> _Prompt_
Every line of the material is to be repeated exactly as it stands.

> _Task inputs_
>>>>
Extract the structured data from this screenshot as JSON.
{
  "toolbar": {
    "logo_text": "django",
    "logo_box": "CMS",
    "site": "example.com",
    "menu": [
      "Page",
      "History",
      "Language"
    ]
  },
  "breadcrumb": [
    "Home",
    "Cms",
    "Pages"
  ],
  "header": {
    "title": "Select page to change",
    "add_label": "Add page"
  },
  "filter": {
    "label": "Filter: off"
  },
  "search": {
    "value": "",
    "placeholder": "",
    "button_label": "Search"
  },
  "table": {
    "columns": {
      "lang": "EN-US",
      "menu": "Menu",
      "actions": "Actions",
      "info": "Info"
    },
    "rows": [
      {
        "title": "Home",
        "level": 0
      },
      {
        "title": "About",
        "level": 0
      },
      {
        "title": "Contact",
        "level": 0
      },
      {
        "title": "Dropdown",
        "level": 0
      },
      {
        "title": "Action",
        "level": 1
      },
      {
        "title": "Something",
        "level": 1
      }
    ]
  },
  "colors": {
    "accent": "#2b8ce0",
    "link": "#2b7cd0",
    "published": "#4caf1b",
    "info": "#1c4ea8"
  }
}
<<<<
> _Your solution_
Extract the structured data from this screenshot as JSON.
{
  "toolbar": {
    "logo_text": "django",
    "logo_box": "CMS",
    "site": "example.com",
    "menu": [
      "Page",
      "History",
      "Language"
    ]
  },
  "breadcrumb": [
    "Home",
    "Cms",
    "Pages"
  ],
  "header": {
    "title": "Select page to change",
    "add_label": "Add page"
  },
  "filter": {
    "label": "Filter: off"
  },
  "search": {
    "value": "",
    "placeholder": "",
    "button_label": "Search"
  },
  "table": {
    "columns": {
      "lang": "EN-US",
      "menu": "Menu",
      "actions": "Actions",
      "info": "Info"
    },
    "rows": [
      {
        "title": "Home",
        "level": 0
      },
      {
        "title": "About",
        "level": 0
      },
      {
        "title": "Contact",
        "level": 0
      },
      {
        "title": "Dropdown",
        "level": 0
      },
      {
        "title": "Action",
        "level": 1
      },
      {
        "title": "Something",
        "level": 1
      }
    ]
  },
  "colors": {
    "accent": "#2b8ce0",
    "link": "#2b7cd0",
    "published": "#4caf1b",
    "info": "#1c4ea8"
  }
}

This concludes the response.